In the meantime, I re-read “An Introduction to CUDA-Aware MPI” article by Jiri Kraus (available here), then watched his corresponding GTC 2013. presentation (avalable here), and also read varoius bits discussing GPUDirect. It seems indeed that if given MPI library is not CUDA-aware, the only allowed way to transfer data between GPUs on different nodes in cluster would be to first do CUDA memcpy to cudaMalloHost allocated pinned memory, then copy from pinned memory into regular memory buffer (allocated by malloc/new), and only then call MPI_Send (that may in turn copy from regular memory buffer into another pinned buffer, this time controlled by network driver); and, of course, all this in reverse on the receiving side. The bug in my code, caused by missing to utilize intermediate regular memory buffer, was very hard to debug, and on the other side even with some years of CUDA programming experience, I was completely unaware that CUDA pinned memory must not be passed as argument to MPI_Send/MPI_Recv. So, maybe some warnings should be added to cudaMallocHost function documentation, and also to other relevant bits of CUDA docs.
This is not true, you can call MPI_Send/Receive on pinned memory. I do this routinely on large clusters.
Take a look at http://cudamusing.blogspot.com/2011/08/cuda-mpi-and-infiniband.html for some history and explanations.
(As mentioned in my first message, in my case it’s actually about MPI_Isend/MPI_Irecv instead of MPI_Send/MPI_Recv, but I guess this doesn’t make any difference.)
I read the post you mentioned above, and I don’t get further clarifications from it. It basically also says that memory allocated by cudaMallocHost is not to be passed to MPI_Send unless RDMA is disabled or, alternatively, if network stack is made CUDA-aware. It mentions CUDA_NIC_INTEROP environment variable as a possibility to fix things on CUDA side, however this variable later get deprecated, as mentioned for example in CUDA 4.1 release notes (see here). From the same release notes, it seems that having CUDA >=4.1 and kernel >=2.6.18 would do in order to be able to pass cudaMallocHost allocated pinned memory to third party drivers, and thus to MPI_Send/MPI_Recv routines.

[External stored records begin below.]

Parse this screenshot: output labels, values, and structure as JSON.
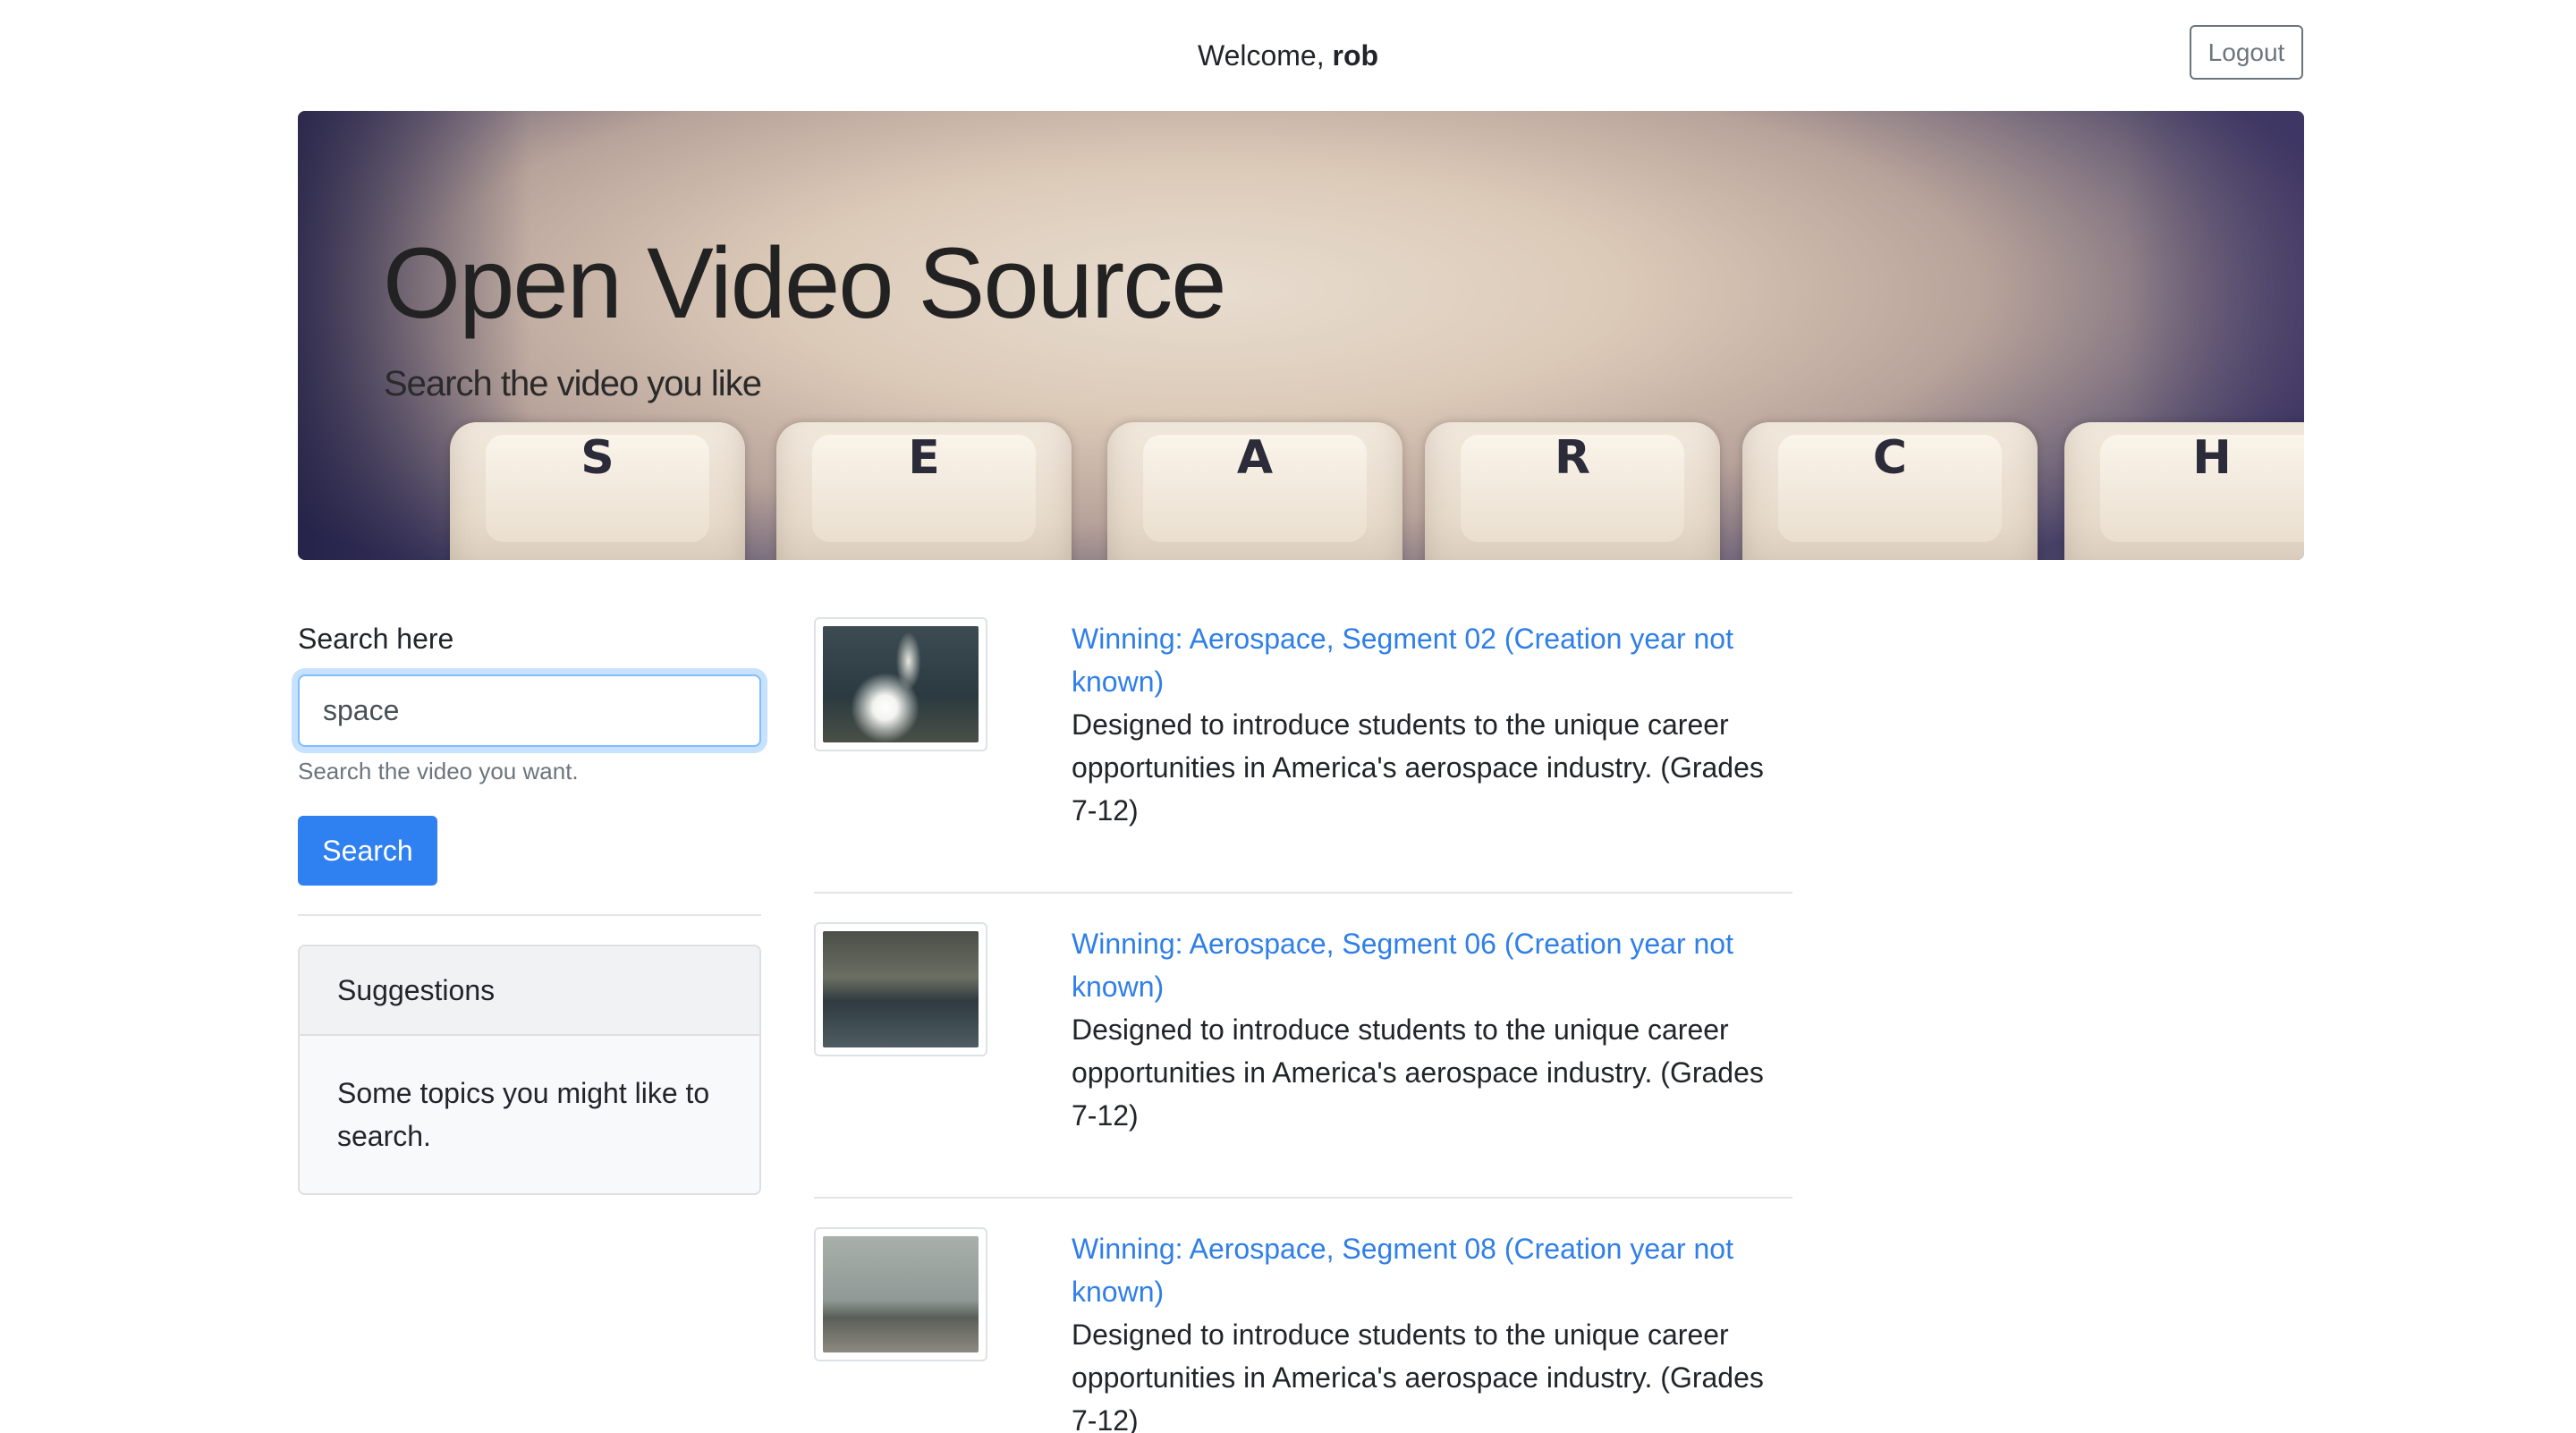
{
  "header": {
    "welcome_prefix": "Welcome,",
    "username": "rob",
    "logout_label": "Logout"
  },
  "jumbotron": {
    "title": "Open Video Source",
    "subtitle": "Search the video you like",
    "keys": [
      "S",
      "E",
      "A",
      "R",
      "C",
      "H"
    ]
  },
  "search": {
    "label": "Search here",
    "value": "space",
    "help": "Search the video you want.",
    "button_label": "Search"
  },
  "suggestions": {
    "header": "Suggestions",
    "body": "Some topics you might like to search."
  },
  "results": [
    {
      "title": "Winning: Aerospace, Segment 02 (Creation year not known)",
      "description": "Designed to introduce students to the unique career opportunities in America's aerospace industry. (Grades 7-12)"
    },
    {
      "title": "Winning: Aerospace, Segment 06 (Creation year not known)",
      "description": "Designed to introduce students to the unique career opportunities in America's aerospace industry. (Grades 7-12)"
    },
    {
      "title": "Winning: Aerospace, Segment 08 (Creation year not known)",
      "description": "Designed to introduce students to the unique career opportunities in America's aerospace industry. (Grades 7-12)"
    }
  ],
  "colors": {
    "primary": "#2f80f0",
    "link": "#2f7fe8",
    "muted": "#6c757d"
  }
}
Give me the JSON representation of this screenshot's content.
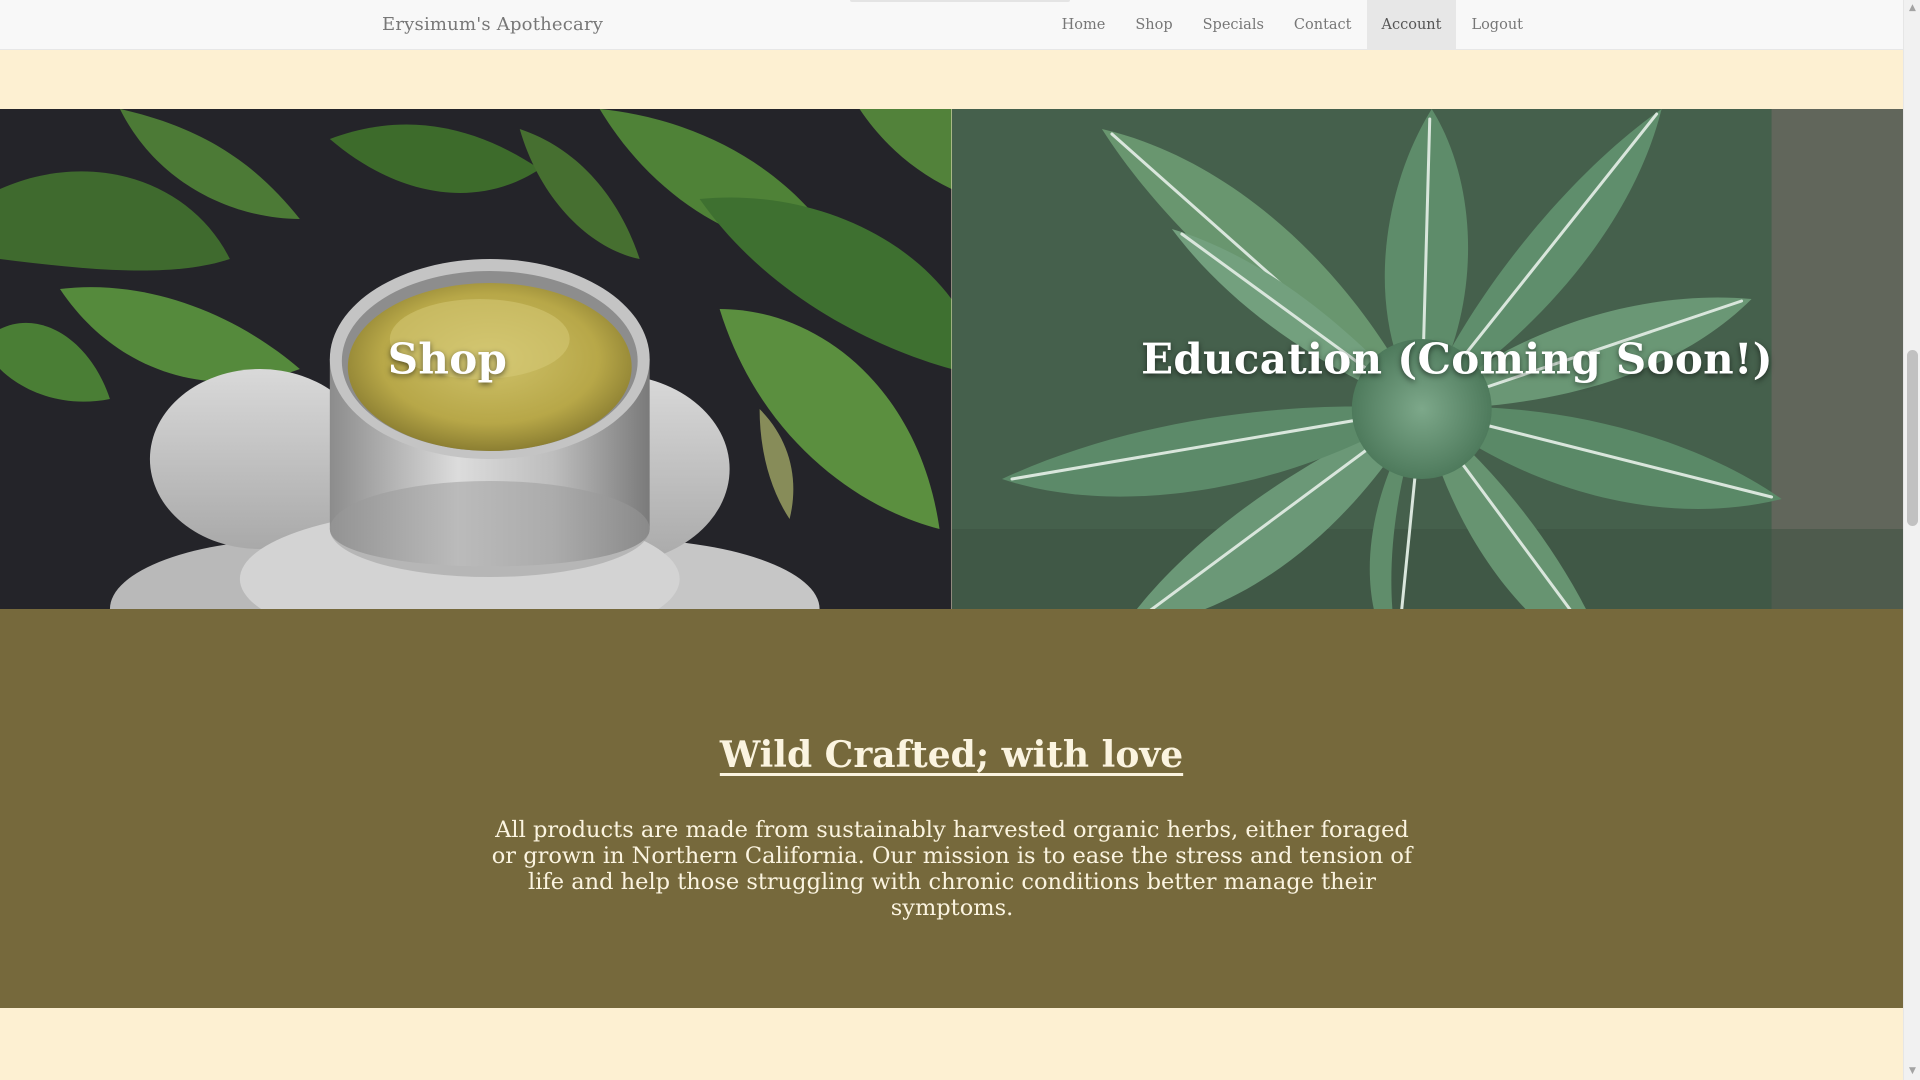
{
  "navbar": {
    "brand": "Erysimum's Apothecary",
    "links": [
      {
        "label": "Home"
      },
      {
        "label": "Shop"
      },
      {
        "label": "Specials"
      },
      {
        "label": "Contact"
      },
      {
        "label": "Account",
        "active": true
      },
      {
        "label": "Logout"
      }
    ]
  },
  "tiles": {
    "shop": {
      "label": "Shop"
    },
    "education": {
      "label": "Education (Coming Soon!)"
    }
  },
  "mission": {
    "heading": "Wild Crafted; with love",
    "body": "All products are made from sustainably harvested organic herbs, either foraged or grown in Northern California. Our mission is to ease the stress and tension of life and help those struggling with chronic conditions better manage their symptoms."
  },
  "colors": {
    "page_background": "#fdf0d2",
    "mission_background": "#76693c",
    "mission_text": "#fbf4e0",
    "navbar_background": "#f8f8f8",
    "nav_active_background": "#e7e7e7"
  },
  "scrollbar": {
    "up_icon": "triangle-up",
    "down_icon": "triangle-down"
  }
}
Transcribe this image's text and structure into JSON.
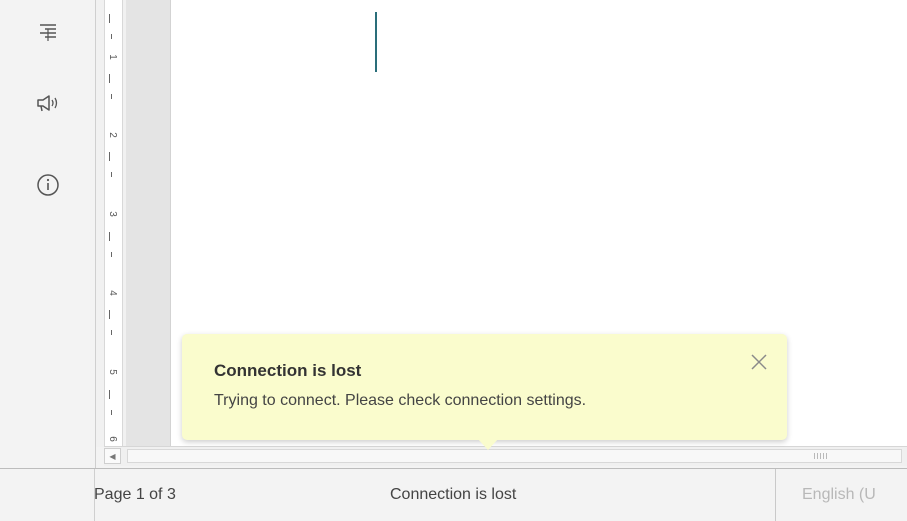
{
  "sidebar": {
    "items": [
      {
        "icon": "align-text-icon"
      },
      {
        "icon": "megaphone-icon"
      },
      {
        "icon": "info-icon"
      }
    ]
  },
  "ruler": {
    "numbers": [
      "1",
      "2",
      "3",
      "4",
      "5",
      "6"
    ]
  },
  "notification": {
    "title": "Connection is lost",
    "message": "Trying to connect. Please check connection settings.",
    "close_icon": "close-icon",
    "background_color": "#fafccd"
  },
  "status_bar": {
    "page_info": "Page 1 of 3",
    "status_message": "Connection is lost",
    "language": "English (U"
  },
  "colors": {
    "caret": "#2a6e7a"
  }
}
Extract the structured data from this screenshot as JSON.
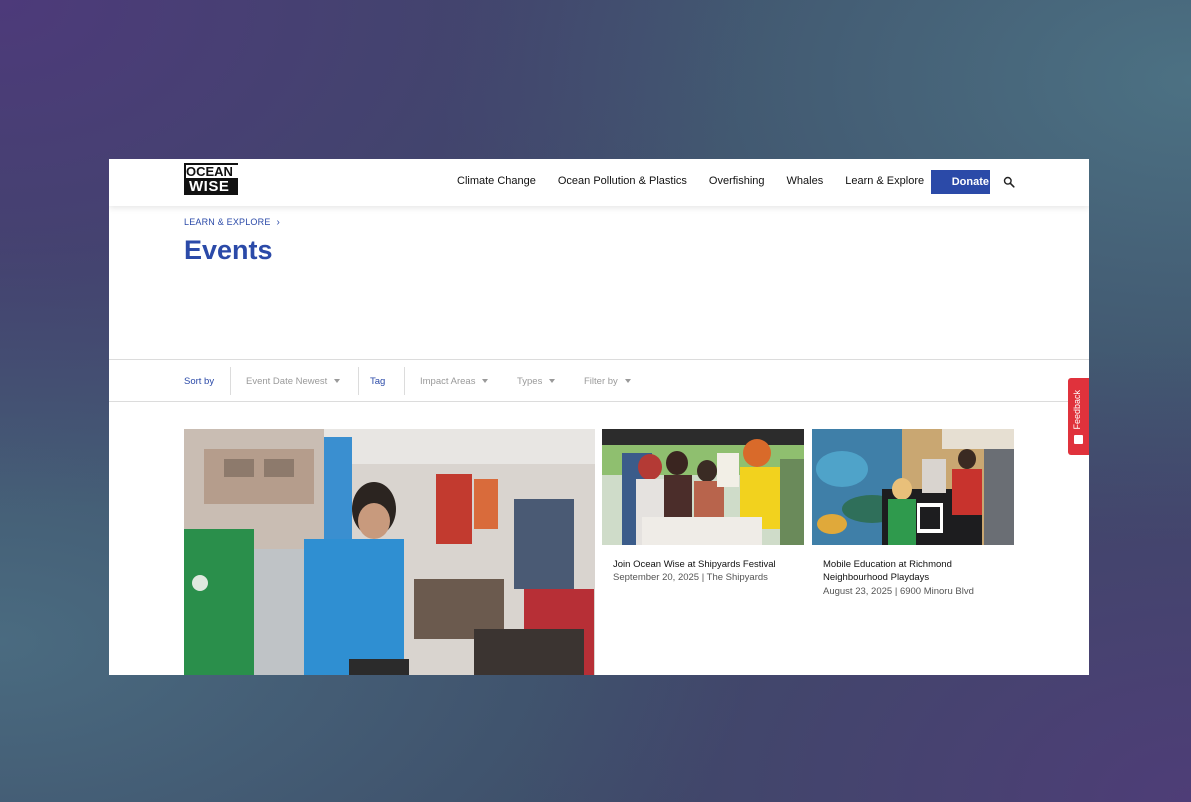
{
  "header": {
    "logo_line1": "OCEAN",
    "logo_line2": "WISE",
    "nav": [
      "Climate Change",
      "Ocean Pollution & Plastics",
      "Overfishing",
      "Whales",
      "Learn & Explore"
    ],
    "donate_label": "Donate",
    "search_icon": "search-icon"
  },
  "hero": {
    "breadcrumb": "LEARN & EXPLORE",
    "title": "Events"
  },
  "filters": {
    "sort_by_label": "Sort by",
    "sort_value": "Event Date Newest",
    "tag_label": "Tag",
    "impact_areas": "Impact Areas",
    "types": "Types",
    "filter_by": "Filter by"
  },
  "events": [
    {
      "title": "Join Ocean Wise at Shipyards Festival",
      "meta": "September 20, 2025 | The Shipyards"
    },
    {
      "title": "Mobile Education at Richmond Neighbourhood Playdays",
      "meta": "August 23, 2025 | 6900 Minoru Blvd"
    }
  ],
  "feedback_label": "Feedback",
  "colors": {
    "brand_blue": "#2b4aa8",
    "feedback_red": "#e0323c"
  }
}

However, as mentioned in my first message, I found that in particular case (it’s actually about Stampede machine at TACC here, CUDA version is 5.0 and kernel version is 2.6.32, but MVAPICH MPI library installation is not CUDA-aware, and they’re not using Mellanox-OFED), the arrangement I described in my first post just won’t work. The example provided in the blog post you mentioned won’t work either - if host memory allocation changed from malloc to cudaMallocHost, it would segfault at the end of the execution. So seems to me that it’s still not enough just to use newer CUDA and kernel version to be able to pass CUDA pinned memory to MPI send/receive routines, but that some level of compatibility is required from network fabric driver and/or MPI library?